In-traffic entertainment: exercising the mind while not on the move

Moscow's miles of traffic jams snake back as far as the eye can see. In the midst, a lot of angry drivers fighting off road rage. If you want to get anywhere, you had better plan an early start.

By mid-afternoon Moscow has already come to a standstill. Downtown, some traffic jams are moving in fits and starts, but less fortunate drivers stuck on the peripheral roads might not be going anywhere at all.

The first major snowfall of the year set off a new trend in the capital – people have been turning to social networking websites to communicate with fellow drivers stuck in the same situation and also to entertain themselves while they are going nowhere fast.

RT found some interesting entries posted from Moscow’s jammed roads:

“Completely stuck! Anyone got food?”

“I have some jellies :) Willing to share. 717 BMW”

“Let’s leave our cars and grab a beer!”

“Can anyone put my yellow mini in the boot? I will sleep for a while!”

The new approach is a nice change to the usual symphony of angry car horns that can be regularly heard in the city when the traffic is bad.

Two-and-a-half hours is the average time Moscow drivers spend stuck in traffic jams every day. It is a world record that quite literally drives people around the bend. Muscovites consistently rank among the angriest drivers on the planet.

Yet while some are left red faced, moaning about wasted time, others are trying to make the best of a bad situation.
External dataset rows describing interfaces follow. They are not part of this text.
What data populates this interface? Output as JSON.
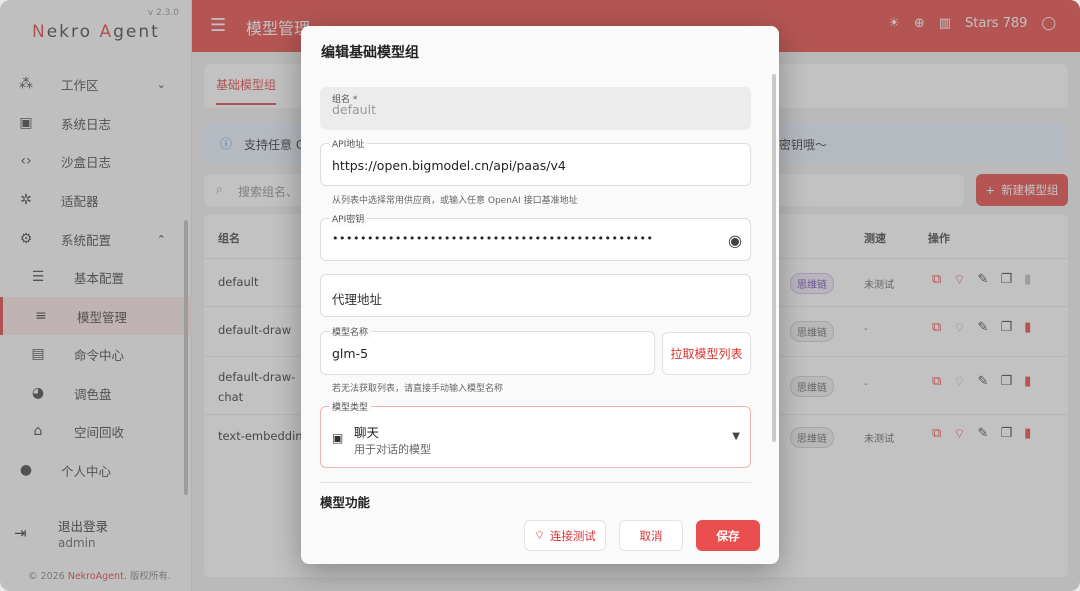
{
  "sidebar": {
    "brand_prefix": "N",
    "brand_main": "ekro ",
    "brand_a": "A",
    "brand_rest": "gent",
    "version": "v 2.3.0",
    "items": [
      {
        "label": "工作区",
        "icon": "workspace-icon",
        "glyph": "⁂"
      },
      {
        "label": "系统日志",
        "icon": "terminal-icon",
        "glyph": "▣"
      },
      {
        "label": "沙盒日志",
        "icon": "code-icon",
        "glyph": "‹›"
      },
      {
        "label": "适配器",
        "icon": "hub-icon",
        "glyph": "✲"
      },
      {
        "label": "系统配置",
        "icon": "gear-icon",
        "glyph": "⚙"
      },
      {
        "label": "基本配置",
        "icon": "tune-icon",
        "glyph": "☰"
      },
      {
        "label": "模型管理",
        "icon": "storage-icon",
        "glyph": "≡"
      },
      {
        "label": "命令中心",
        "icon": "list-icon",
        "glyph": "▤"
      },
      {
        "label": "调色盘",
        "icon": "palette-icon",
        "glyph": "◕"
      },
      {
        "label": "空间回收",
        "icon": "broom-icon",
        "glyph": "⌂"
      },
      {
        "label": "个人中心",
        "icon": "account-icon",
        "glyph": "●"
      }
    ],
    "logout_label": "退出登录",
    "user": "admin",
    "copyright_prefix": "© 2026 ",
    "copyright_brand": "NekroAgent",
    "copyright_suffix": ". 版权所有."
  },
  "topbar": {
    "title": "模型管理",
    "stars": "Stars 789"
  },
  "page": {
    "tab": "基础模型组",
    "info_start": "支持任意 C",
    "info_end": "密钥哦～",
    "search_placeholder": "搜索组名、",
    "new_button": "新建模型组",
    "columns": {
      "name": "组名",
      "speed": "测速",
      "ops": "操作"
    },
    "rows": [
      {
        "name": "default",
        "chip": "思维链",
        "test": "未测试"
      },
      {
        "name": "default-draw",
        "chip": "思维链",
        "test": "-"
      },
      {
        "name": "default-draw-\nchat",
        "chip": "思维链",
        "test": "-"
      },
      {
        "name": "text-embedding",
        "chip": "思维链",
        "test": "未测试"
      }
    ]
  },
  "dialog": {
    "title": "编辑基础模型组",
    "group_name_label": "组名 *",
    "group_name_value": "default",
    "api_url_label": "API地址",
    "api_url_value": "https://open.bigmodel.cn/api/paas/v4",
    "api_url_helper": "从列表中选择常用供应商，或输入任意 OpenAI 接口基准地址",
    "api_key_label": "API密钥",
    "api_key_value": "••••••••••••••••••••••••••••••••••••••••••••••",
    "proxy_placeholder": "代理地址",
    "model_name_label": "模型名称",
    "model_name_value": "glm-5",
    "pull_models_button": "拉取模型列表",
    "model_name_helper": "若无法获取列表，请直接手动输入模型名称",
    "model_type_label": "模型类型",
    "model_type_value": "聊天",
    "model_type_desc": "用于对话的模型",
    "section_title": "模型功能",
    "test_button": "连接测试",
    "cancel_button": "取消",
    "save_button": "保存"
  },
  "colors": {
    "accent": "#e53935",
    "save": "#ea4f4f"
  }
}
Sergey has spent as much as five-and-a-half hours in traffic, but that did not faze him. As an avid traveler, he uses the daily commute to study foreign languages.
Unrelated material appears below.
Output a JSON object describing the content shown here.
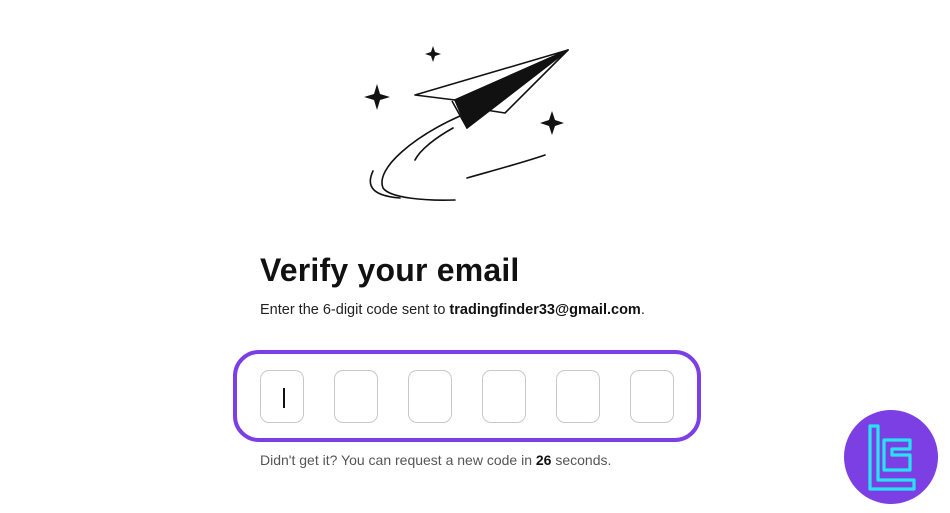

“I used to be very frustrated about the time I was wasting in traffic jams. But then I came across audio books that changed it all. Not only do I enjoy being on the road, sometimes I deliberately take a longer route just to finish listening,” he said.

Over the past two years, Sergey has refreshed his English and learned some German — all behind the wheel. Conversational Spanish is his next goal.
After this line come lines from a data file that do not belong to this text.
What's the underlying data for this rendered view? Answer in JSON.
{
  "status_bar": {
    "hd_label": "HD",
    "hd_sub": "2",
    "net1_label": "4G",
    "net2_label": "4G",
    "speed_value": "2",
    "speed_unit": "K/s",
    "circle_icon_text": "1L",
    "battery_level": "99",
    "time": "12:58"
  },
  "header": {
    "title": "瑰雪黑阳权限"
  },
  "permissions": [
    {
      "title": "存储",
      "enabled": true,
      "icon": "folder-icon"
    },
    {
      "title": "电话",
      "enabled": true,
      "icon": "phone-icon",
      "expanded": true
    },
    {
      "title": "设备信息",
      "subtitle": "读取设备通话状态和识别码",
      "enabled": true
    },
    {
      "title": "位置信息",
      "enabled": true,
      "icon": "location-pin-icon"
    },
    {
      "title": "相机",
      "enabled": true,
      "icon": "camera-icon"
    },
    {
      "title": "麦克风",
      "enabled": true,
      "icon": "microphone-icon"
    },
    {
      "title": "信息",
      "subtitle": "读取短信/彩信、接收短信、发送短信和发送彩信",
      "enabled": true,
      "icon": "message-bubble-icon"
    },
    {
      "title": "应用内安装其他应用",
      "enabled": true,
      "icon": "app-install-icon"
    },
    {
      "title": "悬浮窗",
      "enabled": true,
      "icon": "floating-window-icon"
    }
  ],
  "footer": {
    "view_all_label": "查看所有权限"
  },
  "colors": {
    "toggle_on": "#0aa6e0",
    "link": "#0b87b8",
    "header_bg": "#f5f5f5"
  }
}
Another way out for stressed motorists is bringing some of the comforts of home along for the ride.

Anecdotal evidence suggests that sales of car gadgets, such as built-in TV tuners, are on the rise.

Some resort to even more eccentric tools. A few years ago Darya Mironova, a well-known Moscow psychic, bought a Hummer and hired a driver — all so she could travel comfortably and stylishly through the clogged highways and byways.

“I keep this sand clock [egg timer] in my car,” Darya says. “I look at it when I need to make a decision, and I have plenty of time for that while moving around the city. For me, it’s a symbol of life, a symbol of eternity.”

And eternity can seem like a very real concept while stationary in your car, staring at the brake lights in front. That is why drivers are finding new ways to sit back, relax, and go with the flow — however slow.